VeriSign announced an immediate transition to the SHA-1 algorithm on new RapidSSL brand certificates. The transition to the SHA-1 algorithm came within a few hours of the public unveiling of an MD5 flaw presented by researchers during the 2008 Chaos Communication Congress (CCC) in Berlin, rendering the MD5 flaw ineffective for all new RapidSSL Certificates.
During the Berlin event, researchers presented findings that highlighted an MD5 collision attack using substantial computing power to create a false SSL Certificate using the RapidSSL certificate brand. The attack was a potential method to create a new, false certificate from scratch and required the issuance of new certificates, meaning existing certificates were not targets for this attack.
Because the exploit never impacted certificates already in production on Web sites, including previously-issued RapidSSL Certificates or any other VeriSign brand certificate, current certificates used by banks, brokerages, online merchants, and all other SSL-using entities were not affected by this exploit.
Chris Babel, SVP and General Manager of VeriSign commented:

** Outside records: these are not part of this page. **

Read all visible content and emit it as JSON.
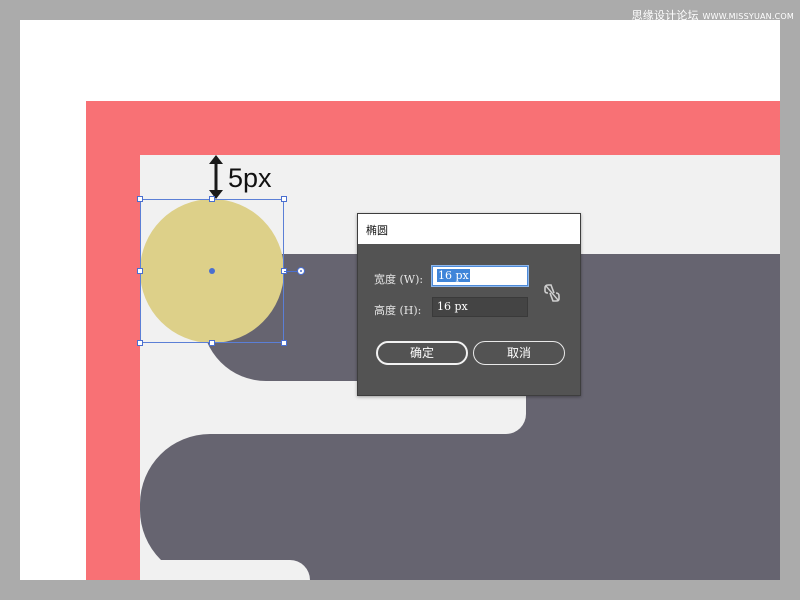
{
  "watermark": {
    "text": "思缘设计论坛",
    "url": "WWW.MISSYUAN.COM"
  },
  "canvas": {
    "dimension_label": "5px",
    "colors": {
      "background": "#ababab",
      "artboard": "#ffffff",
      "frame_red": "#f87175",
      "inner_bg": "#f1f1f1",
      "dark_shape": "#666470",
      "circle_fill": "#ddd089",
      "selection": "#4a6fd0"
    }
  },
  "dialog": {
    "title": "椭圆",
    "width_label": "宽度 (W):",
    "width_value": "16 px",
    "height_label": "高度 (H):",
    "height_value": "16 px",
    "ok_label": "确定",
    "cancel_label": "取消",
    "link_icon": "unlink-chain-icon"
  }
}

We applaud this team’s research and efforts to improve online security as well as their disclosure of the findings for the benefit of the broader Internet community. We take issues like these very seriously and work quickly to remedy vulnerabilities that could potentially affect trust and security online.